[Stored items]
>>>>>

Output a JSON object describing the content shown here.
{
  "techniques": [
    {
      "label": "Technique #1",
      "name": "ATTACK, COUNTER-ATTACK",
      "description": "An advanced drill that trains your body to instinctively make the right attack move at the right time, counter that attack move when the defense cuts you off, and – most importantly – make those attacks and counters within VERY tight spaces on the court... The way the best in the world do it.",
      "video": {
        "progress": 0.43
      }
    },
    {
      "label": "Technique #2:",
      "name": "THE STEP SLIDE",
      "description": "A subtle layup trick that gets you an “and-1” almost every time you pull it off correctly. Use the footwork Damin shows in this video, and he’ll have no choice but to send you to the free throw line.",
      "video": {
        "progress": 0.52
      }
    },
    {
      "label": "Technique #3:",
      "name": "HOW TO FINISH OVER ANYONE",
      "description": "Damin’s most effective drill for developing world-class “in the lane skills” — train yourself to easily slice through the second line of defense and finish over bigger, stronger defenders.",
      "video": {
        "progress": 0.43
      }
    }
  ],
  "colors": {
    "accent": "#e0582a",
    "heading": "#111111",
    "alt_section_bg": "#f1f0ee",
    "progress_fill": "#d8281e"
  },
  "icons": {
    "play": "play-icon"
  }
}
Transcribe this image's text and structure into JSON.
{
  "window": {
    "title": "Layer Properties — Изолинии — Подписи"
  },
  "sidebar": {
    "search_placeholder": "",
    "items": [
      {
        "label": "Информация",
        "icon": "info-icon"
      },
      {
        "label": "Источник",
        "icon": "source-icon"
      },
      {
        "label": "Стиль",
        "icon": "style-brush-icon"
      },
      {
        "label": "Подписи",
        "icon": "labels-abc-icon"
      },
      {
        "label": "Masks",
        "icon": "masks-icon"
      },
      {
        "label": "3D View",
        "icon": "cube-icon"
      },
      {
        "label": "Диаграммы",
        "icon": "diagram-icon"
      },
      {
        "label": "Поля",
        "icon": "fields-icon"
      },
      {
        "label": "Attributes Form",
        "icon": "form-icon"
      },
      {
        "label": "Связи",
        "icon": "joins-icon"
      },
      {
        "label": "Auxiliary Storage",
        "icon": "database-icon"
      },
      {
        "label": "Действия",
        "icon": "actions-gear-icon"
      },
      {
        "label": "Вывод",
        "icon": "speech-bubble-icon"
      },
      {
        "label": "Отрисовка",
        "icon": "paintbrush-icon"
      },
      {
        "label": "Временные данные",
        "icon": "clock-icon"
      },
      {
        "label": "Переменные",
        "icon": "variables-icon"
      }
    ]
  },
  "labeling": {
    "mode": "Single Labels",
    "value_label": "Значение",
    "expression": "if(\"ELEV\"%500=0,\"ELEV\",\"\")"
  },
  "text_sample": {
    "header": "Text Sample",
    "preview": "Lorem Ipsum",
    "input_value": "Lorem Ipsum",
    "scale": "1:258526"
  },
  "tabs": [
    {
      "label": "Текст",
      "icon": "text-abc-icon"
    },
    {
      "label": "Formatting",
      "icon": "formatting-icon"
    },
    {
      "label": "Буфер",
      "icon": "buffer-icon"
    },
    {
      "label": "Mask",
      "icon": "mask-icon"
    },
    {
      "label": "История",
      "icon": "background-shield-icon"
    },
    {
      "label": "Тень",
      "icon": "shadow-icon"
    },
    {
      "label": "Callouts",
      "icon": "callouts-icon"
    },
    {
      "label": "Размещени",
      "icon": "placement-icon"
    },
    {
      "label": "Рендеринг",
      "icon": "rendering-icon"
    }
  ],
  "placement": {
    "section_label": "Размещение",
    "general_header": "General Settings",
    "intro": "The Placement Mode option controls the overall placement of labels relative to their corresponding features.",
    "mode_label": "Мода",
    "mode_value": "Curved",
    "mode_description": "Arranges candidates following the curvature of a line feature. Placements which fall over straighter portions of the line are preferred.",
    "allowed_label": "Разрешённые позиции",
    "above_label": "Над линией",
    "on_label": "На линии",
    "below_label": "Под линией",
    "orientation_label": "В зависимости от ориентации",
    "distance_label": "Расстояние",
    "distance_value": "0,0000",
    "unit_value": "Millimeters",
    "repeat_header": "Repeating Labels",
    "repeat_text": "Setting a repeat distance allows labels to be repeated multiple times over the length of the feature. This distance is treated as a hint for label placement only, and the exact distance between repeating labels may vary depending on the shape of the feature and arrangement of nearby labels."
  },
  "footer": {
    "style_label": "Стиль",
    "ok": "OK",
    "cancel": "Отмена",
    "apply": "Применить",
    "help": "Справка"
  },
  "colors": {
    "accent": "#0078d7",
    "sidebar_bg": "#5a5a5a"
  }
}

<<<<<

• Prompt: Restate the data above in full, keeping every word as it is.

• Completed task:
Output a JSON object describing the content shown here.
{
  "techniques": [
    {
      "label": "Technique #1",
      "name": "ATTACK, COUNTER-ATTACK",
      "description": "An advanced drill that trains your body to instinctively make the right attack move at the right time, counter that attack move when the defense cuts you off, and – most importantly – make those attacks and counters within VERY tight spaces on the court... The way the best in the world do it.",
      "video": {
        "progress": 0.43
      }
    },
    {
      "label": "Technique #2:",
      "name": "THE STEP SLIDE",
      "description": "A subtle layup trick that gets you an “and-1” almost every time you pull it off correctly. Use the footwork Damin shows in this video, and he’ll have no choice but to send you to the free throw line.",
      "video": {
        "progress": 0.52
      }
    },
    {
      "label": "Technique #3:",
      "name": "HOW TO FINISH OVER ANYONE",
      "description": "Damin’s most effective drill for developing world-class “in the lane skills” — train yourself to easily slice through the second line of defense and finish over bigger, stronger defenders.",
      "video": {
        "progress": 0.43
      }
    }
  ],
  "colors": {
    "accent": "#e0582a",
    "heading": "#111111",
    "alt_section_bg": "#f1f0ee",
    "progress_fill": "#d8281e"
  },
  "icons": {
    "play": "play-icon"
  }
}
Transcribe this image's text and structure into JSON.
{
  "window": {
    "title": "Layer Properties — Изолинии — Подписи"
  },
  "sidebar": {
    "search_placeholder": "",
    "items": [
      {
        "label": "Информация",
        "icon": "info-icon"
      },
      {
        "label": "Источник",
        "icon": "source-icon"
      },
      {
        "label": "Стиль",
        "icon": "style-brush-icon"
      },
      {
        "label": "Подписи",
        "icon": "labels-abc-icon"
      },
      {
        "label": "Masks",
        "icon": "masks-icon"
      },
      {
        "label": "3D View",
        "icon": "cube-icon"
      },
      {
        "label": "Диаграммы",
        "icon": "diagram-icon"
      },
      {
        "label": "Поля",
        "icon": "fields-icon"
      },
      {
        "label": "Attributes Form",
        "icon": "form-icon"
      },
      {
        "label": "Связи",
        "icon": "joins-icon"
      },
      {
        "label": "Auxiliary Storage",
        "icon": "database-icon"
      },
      {
        "label": "Действия",
        "icon": "actions-gear-icon"
      },
      {
        "label": "Вывод",
        "icon": "speech-bubble-icon"
      },
      {
        "label": "Отрисовка",
        "icon": "paintbrush-icon"
      },
      {
        "label": "Временные данные",
        "icon": "clock-icon"
      },
      {
        "label": "Переменные",
        "icon": "variables-icon"
      }
    ]
  },
  "labeling": {
    "mode": "Single Labels",
    "value_label": "Значение",
    "expression": "if(\"ELEV\"%500=0,\"ELEV\",\"\")"
  },
  "text_sample": {
    "header": "Text Sample",
    "preview": "Lorem Ipsum",
    "input_value": "Lorem Ipsum",
    "scale": "1:258526"
  },
  "tabs": [
    {
      "label": "Текст",
      "icon": "text-abc-icon"
    },
    {
      "label": "Formatting",
      "icon": "formatting-icon"
    },
    {
      "label": "Буфер",
      "icon": "buffer-icon"
    },
    {
      "label": "Mask",
      "icon": "mask-icon"
    },
    {
      "label": "История",
      "icon": "background-shield-icon"
    },
    {
      "label": "Тень",
      "icon": "shadow-icon"
    },
    {
      "label": "Callouts",
      "icon": "callouts-icon"
    },
    {
      "label": "Размещени",
      "icon": "placement-icon"
    },
    {
      "label": "Рендеринг",
      "icon": "rendering-icon"
    }
  ],
  "placement": {
    "section_label": "Размещение",
    "general_header": "General Settings",
    "intro": "The Placement Mode option controls the overall placement of labels relative to their corresponding features.",
    "mode_label": "Мода",
    "mode_value": "Curved",
    "mode_description": "Arranges candidates following the curvature of a line feature. Placements which fall over straighter portions of the line are preferred.",
    "allowed_label": "Разрешённые позиции",
    "above_label": "Над линией",
    "on_label": "На линии",
    "below_label": "Под линией",
    "orientation_label": "В зависимости от ориентации",
    "distance_label": "Расстояние",
    "distance_value": "0,0000",
    "unit_value": "Millimeters",
    "repeat_header": "Repeating Labels",
    "repeat_text": "Setting a repeat distance allows labels to be repeated multiple times over the length of the feature. This distance is treated as a hint for label placement only, and the exact distance between repeating labels may vary depending on the shape of the feature and arrangement of nearby labels."
  },
  "footer": {
    "style_label": "Стиль",
    "ok": "OK",
    "cancel": "Отмена",
    "apply": "Применить",
    "help": "Справка"
  },
  "colors": {
    "accent": "#0078d7",
    "sidebar_bg": "#5a5a5a"
  }
}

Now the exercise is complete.